Chinese bank notes in Newbiggin

Chinese bank note.Newbiggin by the Sea was involved in a series of incidents during the Second World War. One such event occurred during the early years of the war when, unbeknown to everyone, a German submarine was based in Newbiggin Bay, a few hundred yards from the beach. The story was substantiated by the German captain of the U-Boat who came to stay at the Old Ship Inn soon after the end of hostilities.

The submarine's mission was to wait for vessels leaving the Port of Tyne and then sink them. One such ship was loaded with Chinese banknotes manufactured by WD & HO Wills and owned by De La Rue which had a factory on the Coast Road. Hours after the ship being attacked, parts of her cargo began to come ashore on the north-east coast with Newbiggin being one of the major beneficiaries. This came to light when several local pupils who attended the Roman Catholic school in Ashington began to bring whole wads of this authentic-looking currency into classrooms.

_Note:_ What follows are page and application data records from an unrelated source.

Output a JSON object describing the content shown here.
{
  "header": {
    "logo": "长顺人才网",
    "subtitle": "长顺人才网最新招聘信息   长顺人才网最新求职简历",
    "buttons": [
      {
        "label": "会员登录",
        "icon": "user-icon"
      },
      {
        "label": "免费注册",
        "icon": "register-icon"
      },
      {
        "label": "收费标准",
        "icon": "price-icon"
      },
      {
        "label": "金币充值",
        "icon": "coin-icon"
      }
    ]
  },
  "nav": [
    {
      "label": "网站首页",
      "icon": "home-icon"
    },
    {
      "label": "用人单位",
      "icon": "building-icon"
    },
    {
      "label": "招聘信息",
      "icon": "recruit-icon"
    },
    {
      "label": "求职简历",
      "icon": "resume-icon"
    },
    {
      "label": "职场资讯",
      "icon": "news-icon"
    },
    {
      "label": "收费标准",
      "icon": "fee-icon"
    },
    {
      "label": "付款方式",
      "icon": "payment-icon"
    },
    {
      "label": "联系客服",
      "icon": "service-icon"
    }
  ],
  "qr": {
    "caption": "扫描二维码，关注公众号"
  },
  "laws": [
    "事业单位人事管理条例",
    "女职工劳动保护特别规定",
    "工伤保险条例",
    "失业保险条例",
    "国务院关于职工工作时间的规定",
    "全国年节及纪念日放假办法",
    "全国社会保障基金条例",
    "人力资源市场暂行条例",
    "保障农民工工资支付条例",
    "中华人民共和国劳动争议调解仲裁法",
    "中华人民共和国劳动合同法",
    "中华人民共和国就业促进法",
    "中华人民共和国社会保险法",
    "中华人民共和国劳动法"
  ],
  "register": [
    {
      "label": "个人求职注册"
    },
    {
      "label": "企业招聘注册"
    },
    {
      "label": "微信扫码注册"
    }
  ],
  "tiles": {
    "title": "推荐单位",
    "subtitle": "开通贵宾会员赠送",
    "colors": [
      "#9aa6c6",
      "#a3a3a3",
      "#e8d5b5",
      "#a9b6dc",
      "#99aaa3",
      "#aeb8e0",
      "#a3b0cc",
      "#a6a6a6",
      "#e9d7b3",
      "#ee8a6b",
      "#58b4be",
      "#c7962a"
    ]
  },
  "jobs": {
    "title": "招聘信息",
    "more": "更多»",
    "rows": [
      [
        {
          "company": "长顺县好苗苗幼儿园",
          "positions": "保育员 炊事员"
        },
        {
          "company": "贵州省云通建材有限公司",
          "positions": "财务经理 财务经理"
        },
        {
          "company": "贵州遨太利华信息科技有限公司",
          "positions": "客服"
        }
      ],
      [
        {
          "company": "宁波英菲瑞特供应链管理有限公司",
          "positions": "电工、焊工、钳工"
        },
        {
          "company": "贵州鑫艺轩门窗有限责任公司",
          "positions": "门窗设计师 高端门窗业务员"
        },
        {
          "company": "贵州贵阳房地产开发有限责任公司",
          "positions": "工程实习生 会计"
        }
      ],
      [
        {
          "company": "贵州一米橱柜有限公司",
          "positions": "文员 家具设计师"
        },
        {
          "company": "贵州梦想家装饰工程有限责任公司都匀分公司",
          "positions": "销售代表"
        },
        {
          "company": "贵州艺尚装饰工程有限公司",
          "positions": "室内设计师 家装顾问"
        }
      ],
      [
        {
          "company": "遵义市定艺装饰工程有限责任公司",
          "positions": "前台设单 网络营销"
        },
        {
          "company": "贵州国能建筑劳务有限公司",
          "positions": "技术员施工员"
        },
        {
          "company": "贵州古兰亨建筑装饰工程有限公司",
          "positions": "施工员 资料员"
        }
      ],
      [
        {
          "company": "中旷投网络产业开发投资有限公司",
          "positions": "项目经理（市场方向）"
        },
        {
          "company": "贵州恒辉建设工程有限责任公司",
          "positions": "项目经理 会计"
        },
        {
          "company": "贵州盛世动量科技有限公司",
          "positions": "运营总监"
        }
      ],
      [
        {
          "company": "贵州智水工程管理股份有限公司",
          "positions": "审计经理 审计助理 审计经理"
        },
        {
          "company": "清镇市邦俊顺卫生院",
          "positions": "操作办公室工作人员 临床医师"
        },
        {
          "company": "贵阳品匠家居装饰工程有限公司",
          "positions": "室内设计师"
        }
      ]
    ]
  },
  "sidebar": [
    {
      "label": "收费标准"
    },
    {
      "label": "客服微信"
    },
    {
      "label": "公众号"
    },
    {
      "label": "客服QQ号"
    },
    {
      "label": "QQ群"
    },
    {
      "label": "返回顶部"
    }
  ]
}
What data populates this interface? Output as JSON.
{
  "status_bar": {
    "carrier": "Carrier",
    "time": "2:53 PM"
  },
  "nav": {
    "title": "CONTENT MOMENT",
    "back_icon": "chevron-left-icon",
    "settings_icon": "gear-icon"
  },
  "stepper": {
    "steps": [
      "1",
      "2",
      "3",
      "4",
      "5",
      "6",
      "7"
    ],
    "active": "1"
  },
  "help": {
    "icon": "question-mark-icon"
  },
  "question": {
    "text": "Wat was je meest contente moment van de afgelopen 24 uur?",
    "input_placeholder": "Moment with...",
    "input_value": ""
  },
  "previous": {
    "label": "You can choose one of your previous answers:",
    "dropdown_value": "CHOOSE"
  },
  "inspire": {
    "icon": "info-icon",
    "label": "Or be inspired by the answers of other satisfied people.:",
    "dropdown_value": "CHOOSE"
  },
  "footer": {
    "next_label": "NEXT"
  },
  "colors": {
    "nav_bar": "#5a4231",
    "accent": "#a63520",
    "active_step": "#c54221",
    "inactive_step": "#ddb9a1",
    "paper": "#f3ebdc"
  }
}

So genuine did the notes look that a Bevin Boy based at Ashington managed to pass one off as a ten-bob note at the Grand Hotel. The notes bore the image of Chiang Kai-Scheck, the leader of the Chinese nation at the time.

Newbiggin became a Treasure Island when thousands of Chinese banknotes were washed up on the shore during World War II.In 1996 a travelling Drama company visited Newbiggin schools, dressed as Long John Silver and cabin boy Jim Hawkins who are seen here on Newbiggin beach pointing out where a large amount of 'Treasure' was hidden to some pupils of the then Windsor First School (now John Dobson Campus).

Mike Kirkup 24 January 2011